--- Supplied material Enclosed Below ---

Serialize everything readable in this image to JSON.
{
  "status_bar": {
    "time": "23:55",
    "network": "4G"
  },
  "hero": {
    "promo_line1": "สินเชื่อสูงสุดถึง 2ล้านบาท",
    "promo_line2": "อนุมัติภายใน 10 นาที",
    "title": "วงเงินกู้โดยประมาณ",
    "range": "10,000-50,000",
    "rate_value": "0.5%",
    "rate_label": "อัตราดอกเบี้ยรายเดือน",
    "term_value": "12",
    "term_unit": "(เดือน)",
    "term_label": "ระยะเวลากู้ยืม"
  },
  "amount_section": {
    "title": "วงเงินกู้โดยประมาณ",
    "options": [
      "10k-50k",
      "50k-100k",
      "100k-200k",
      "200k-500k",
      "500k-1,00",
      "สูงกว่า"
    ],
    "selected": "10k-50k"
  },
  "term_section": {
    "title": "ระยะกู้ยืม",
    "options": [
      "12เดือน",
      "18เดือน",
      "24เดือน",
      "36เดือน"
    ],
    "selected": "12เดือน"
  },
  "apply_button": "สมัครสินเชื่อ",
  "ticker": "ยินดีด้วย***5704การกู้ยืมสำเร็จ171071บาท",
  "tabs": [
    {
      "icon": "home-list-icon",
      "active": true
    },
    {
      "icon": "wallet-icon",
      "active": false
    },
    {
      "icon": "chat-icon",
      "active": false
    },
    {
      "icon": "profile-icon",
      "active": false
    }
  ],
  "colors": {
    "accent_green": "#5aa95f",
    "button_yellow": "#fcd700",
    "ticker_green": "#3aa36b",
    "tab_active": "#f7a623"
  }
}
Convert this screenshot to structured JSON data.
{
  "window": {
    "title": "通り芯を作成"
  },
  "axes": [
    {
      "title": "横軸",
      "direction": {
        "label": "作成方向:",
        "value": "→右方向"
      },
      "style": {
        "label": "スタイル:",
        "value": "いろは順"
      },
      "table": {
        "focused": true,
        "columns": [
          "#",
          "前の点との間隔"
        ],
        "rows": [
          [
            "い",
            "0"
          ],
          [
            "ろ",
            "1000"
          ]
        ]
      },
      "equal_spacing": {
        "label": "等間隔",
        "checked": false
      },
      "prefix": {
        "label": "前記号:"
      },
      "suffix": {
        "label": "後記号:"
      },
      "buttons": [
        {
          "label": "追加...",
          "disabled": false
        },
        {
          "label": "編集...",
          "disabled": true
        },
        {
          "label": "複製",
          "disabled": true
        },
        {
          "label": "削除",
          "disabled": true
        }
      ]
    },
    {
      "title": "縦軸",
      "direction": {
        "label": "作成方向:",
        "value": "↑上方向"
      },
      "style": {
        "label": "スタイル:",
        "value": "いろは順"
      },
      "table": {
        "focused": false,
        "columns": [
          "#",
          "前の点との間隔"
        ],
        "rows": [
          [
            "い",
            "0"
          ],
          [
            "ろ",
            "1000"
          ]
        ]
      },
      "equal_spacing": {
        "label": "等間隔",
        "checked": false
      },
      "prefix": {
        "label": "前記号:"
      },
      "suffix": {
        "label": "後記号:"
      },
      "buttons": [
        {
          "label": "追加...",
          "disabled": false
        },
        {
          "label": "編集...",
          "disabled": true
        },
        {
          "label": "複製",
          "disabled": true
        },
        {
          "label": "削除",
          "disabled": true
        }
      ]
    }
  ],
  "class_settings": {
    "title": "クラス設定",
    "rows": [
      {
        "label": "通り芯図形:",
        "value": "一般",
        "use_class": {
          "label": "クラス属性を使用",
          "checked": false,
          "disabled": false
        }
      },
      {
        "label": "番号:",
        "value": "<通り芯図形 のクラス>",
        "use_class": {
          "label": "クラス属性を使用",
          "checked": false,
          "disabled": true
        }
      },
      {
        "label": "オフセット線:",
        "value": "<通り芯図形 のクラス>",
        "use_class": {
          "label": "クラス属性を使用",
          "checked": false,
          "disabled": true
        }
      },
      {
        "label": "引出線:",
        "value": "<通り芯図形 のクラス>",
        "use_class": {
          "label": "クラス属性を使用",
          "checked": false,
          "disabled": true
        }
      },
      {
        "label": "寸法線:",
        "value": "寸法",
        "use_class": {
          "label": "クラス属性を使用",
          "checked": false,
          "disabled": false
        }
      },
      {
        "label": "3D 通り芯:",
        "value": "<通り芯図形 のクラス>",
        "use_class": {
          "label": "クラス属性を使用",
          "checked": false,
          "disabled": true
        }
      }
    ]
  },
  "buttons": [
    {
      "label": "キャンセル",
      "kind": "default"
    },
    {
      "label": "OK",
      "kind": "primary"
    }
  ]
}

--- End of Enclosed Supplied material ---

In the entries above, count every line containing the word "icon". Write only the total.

Answer box :: 4